Of the 130 merit badges a Boy Scout can earn, including such survival skills as emergency preparedness and first aid, toppling ancient rocks is certainly not one of them. A couple of troop leaders recently pulled a very meritless stunt when they brought down a 170-million-year-old rock formation in Utah’s Goblin Valley State Park.
According to the New York Daily News, Boy Scouts of America troop leaders Glenn Taylor and David Hall face felony charges after the pair purposely knocked over one of the mushroom-shaped ancient rock formations in Goblin Valley, a state park distinguished by its thousands of unique sandstone hoodoos – tall, thin spires of rock formed by erosion.
“It’s a valley full of these rocks that are perched up on these earth platforms, and obviously we’re very concerned and upset that someone would come and destroy this natural wonder that took millions of years to be formed,” Jeff Rasmussen, deputy director of Utah State Parks and Recreation, told Fox 13 News.
Park officials became aware of the troop leaders’ harebrained stunt after they came across a video posted to the Facebook page of one of the men involved in toppling the Utah rock.
In the video, filmed by Hall, Taylor is seen shoving the boulder with both arms until the base of the boulder crumbles.
Hall instructs Taylor to “wiggle it” to apparently loosen the rock.

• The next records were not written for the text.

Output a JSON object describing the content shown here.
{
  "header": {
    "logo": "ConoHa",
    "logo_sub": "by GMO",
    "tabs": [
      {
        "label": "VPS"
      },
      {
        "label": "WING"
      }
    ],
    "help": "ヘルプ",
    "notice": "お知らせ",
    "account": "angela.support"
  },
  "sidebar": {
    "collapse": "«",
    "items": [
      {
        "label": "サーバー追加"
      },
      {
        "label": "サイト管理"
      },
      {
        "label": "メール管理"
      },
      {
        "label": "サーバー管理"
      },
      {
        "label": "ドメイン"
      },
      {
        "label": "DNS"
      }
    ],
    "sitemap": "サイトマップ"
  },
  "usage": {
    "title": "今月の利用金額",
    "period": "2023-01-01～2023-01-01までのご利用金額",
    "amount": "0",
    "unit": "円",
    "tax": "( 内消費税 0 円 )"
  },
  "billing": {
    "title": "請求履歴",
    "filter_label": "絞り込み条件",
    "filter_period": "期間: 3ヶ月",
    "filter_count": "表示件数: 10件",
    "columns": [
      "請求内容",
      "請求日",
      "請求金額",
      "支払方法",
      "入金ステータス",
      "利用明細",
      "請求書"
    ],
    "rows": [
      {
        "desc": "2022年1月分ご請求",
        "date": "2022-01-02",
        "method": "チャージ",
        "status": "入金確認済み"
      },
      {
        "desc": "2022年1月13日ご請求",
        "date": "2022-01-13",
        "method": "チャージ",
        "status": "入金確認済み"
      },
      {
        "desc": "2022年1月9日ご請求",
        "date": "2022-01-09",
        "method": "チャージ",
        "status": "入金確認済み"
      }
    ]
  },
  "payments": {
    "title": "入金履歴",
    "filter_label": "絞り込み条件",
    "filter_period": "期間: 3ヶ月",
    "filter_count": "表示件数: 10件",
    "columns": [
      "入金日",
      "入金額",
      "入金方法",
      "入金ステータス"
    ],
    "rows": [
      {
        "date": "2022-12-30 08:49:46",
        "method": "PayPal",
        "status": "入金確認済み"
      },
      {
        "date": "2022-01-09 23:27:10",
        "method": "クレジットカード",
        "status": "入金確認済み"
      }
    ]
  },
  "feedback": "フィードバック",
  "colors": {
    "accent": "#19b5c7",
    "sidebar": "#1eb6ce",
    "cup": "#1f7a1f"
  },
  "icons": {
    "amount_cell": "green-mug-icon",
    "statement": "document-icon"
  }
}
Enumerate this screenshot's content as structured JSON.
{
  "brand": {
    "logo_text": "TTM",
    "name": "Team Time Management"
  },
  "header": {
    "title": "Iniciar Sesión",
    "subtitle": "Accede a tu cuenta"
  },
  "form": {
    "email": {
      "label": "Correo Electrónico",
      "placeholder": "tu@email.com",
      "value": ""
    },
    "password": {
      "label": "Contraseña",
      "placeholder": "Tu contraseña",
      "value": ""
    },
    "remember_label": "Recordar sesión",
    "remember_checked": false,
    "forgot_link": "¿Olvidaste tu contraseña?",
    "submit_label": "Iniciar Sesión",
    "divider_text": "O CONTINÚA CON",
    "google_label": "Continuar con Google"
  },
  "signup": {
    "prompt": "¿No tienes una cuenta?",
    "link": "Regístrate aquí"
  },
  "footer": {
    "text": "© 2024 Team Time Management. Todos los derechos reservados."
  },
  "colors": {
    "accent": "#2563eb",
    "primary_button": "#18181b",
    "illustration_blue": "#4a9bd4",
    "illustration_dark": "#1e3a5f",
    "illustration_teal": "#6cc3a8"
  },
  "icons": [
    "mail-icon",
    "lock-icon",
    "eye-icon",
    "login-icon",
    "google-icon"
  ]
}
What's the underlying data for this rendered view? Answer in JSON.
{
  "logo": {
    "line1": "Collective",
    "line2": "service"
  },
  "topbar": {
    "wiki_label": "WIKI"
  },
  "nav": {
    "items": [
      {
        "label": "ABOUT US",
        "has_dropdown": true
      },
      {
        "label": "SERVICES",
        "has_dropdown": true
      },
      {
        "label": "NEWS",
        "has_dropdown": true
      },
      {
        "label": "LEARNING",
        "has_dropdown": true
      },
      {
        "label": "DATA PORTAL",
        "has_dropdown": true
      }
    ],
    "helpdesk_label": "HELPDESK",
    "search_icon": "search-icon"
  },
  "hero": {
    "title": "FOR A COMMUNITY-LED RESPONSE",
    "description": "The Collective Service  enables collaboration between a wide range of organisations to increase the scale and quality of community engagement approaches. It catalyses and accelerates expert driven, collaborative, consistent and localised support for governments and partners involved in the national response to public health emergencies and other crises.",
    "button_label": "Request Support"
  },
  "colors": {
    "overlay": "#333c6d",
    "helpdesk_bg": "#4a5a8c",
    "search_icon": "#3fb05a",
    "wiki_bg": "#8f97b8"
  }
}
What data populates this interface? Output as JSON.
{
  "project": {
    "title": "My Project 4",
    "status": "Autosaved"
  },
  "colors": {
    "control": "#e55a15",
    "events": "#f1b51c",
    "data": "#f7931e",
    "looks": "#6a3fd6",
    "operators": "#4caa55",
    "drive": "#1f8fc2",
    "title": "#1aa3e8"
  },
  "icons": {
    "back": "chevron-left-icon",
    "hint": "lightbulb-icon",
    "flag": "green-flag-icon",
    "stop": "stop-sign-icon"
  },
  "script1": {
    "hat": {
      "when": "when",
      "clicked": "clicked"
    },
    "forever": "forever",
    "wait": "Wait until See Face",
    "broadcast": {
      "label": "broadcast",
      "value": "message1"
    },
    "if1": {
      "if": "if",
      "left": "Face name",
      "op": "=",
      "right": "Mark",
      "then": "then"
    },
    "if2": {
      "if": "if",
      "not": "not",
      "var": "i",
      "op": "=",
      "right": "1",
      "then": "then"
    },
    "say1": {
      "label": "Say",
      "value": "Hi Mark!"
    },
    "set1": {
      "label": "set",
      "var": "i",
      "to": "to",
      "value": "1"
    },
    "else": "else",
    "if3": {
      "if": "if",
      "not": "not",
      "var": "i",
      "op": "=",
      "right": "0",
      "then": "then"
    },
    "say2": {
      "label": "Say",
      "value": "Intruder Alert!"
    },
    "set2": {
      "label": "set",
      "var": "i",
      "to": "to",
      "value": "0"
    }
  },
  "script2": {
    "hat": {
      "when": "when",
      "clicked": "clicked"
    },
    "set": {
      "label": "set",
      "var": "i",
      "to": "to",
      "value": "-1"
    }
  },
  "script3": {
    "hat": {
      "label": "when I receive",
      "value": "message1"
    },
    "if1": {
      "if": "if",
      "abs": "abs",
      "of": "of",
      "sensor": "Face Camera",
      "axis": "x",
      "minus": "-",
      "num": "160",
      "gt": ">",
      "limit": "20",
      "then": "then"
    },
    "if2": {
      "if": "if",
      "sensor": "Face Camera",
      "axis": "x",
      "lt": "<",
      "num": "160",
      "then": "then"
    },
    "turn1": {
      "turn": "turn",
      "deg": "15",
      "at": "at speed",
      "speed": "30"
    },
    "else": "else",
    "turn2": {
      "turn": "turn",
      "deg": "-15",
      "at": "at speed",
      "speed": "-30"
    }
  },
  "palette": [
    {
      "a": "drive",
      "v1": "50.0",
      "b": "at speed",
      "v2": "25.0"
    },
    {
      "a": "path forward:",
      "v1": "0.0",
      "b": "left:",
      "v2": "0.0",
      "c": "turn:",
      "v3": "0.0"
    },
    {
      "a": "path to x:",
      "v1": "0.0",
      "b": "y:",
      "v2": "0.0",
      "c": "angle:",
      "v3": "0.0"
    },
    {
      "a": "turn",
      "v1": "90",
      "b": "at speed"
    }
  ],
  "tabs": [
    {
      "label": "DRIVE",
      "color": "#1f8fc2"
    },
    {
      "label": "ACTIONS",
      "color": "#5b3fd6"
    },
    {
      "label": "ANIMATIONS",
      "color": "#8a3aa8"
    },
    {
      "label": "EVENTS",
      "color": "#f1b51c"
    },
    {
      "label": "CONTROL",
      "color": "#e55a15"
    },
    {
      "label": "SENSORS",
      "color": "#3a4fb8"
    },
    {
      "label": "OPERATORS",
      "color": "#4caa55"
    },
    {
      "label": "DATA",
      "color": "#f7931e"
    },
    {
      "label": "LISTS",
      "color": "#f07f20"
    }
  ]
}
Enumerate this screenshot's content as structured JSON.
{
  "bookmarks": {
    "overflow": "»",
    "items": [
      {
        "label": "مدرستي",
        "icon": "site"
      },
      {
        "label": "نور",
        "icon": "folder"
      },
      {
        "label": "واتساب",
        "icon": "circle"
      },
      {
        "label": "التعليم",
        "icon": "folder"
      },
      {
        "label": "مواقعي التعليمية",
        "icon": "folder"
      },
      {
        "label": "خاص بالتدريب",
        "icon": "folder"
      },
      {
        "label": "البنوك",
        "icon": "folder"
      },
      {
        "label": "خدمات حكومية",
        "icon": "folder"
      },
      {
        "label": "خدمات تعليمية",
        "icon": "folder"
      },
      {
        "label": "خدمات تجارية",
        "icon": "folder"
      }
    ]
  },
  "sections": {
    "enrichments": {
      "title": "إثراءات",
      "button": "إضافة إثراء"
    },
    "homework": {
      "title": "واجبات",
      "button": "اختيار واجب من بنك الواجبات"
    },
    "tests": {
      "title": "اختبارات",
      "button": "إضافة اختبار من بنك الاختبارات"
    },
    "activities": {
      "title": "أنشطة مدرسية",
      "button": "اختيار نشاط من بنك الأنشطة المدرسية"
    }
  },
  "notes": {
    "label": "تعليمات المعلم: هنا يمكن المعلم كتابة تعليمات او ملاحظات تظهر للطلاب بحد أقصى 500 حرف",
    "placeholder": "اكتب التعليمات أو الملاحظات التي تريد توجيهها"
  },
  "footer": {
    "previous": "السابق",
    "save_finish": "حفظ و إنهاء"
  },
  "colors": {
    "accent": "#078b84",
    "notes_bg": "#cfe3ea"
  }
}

After some “wiggling,” the ancient rock formation crashes to the desert floor, much to the adulation of the men who witnessed Taylor push the boulder over.
The two troop leaders, along with a third companion who is seen in the video, cheer, dance and applaud Taylor for pushing the 170-million-year-old formation to the ground.
"We have now modified Goblin Valley," Hall says in the video. "A new Goblin Valley exists, with, uh, this boulder down here at the bottom.”
“Some little kid was about ready to walk down here and die, and Glenn saved his life by getting the boulder out of the way,” Hall says. “It’s all about saving lives here in Goblin Valley.”
According to the Associated Press, the two men were leading a troop of 14- to 15-year-old boy scouts on a trip to Goblin Valley. When they came across the rock formation, they thought it looked loose and feared that it could be dangerous. The troop leaders reportedly decided to knock the ancient rock over before it could hurt someone.
“This is about saving lives,” Hall told the Associated Press. “One rock at a time.”
Hall later elaborated on their intentions to NBC News: "We came across this two- to three-thousand-pound boulder that was resting on about an inch-and-a-half-thick, razor-thin ledge of dirt.
"Upon putting a little pressure on it, you could see that it was moving and just then a couple of families walked up right below that rock and went around it…and stopped for a family photo.
"And the thought that went through our minds was if this would have fallen while they were coming up that valley, up that very well-used walkway, numerous fatalities would have happened."
Not surprisingly, the Boy Scout leaders’ actions drew a lot of head-shaking and condemnation from those who say their actions were inappropriate and uncalled for. Even the Boy Scouts of America spoke out against the troop leaders’ stunt.
“We are shocked and disappointed by this reprehensible behavior," Deron Smith, a spokesman for the Boy Scouts, said in a statement on Friday according to NBC News. "The isolated actions of these individuals are absolutely counter to our beliefs and what we teach."
Smith continued: "We are reviewing this matter and will take appropriate action.”
“This has been formed for literally millions of years, and it’s supposed to last for a long time. It doesn’t need individuals doing the work of Mother Nature,” Eugene Swalbert, a spokesman for the park system, told the Desert News.
According to CBS News, the men involved in toppling the ancient rock recognized their actions were uncalled for and that they should have contacted park rangers.
Hall added, however, that "one more rock falling to the ground is not going to destroy the beauty of the park. Eventually, the erosion brings all of them down."
If convicted of felony charges, the two men won’t be able to serve as troop leaders for the Boy Scouts any longer.
Here’s the video footage, shot by Hall and uploaded to YouTube, of the ancient rock being toppled: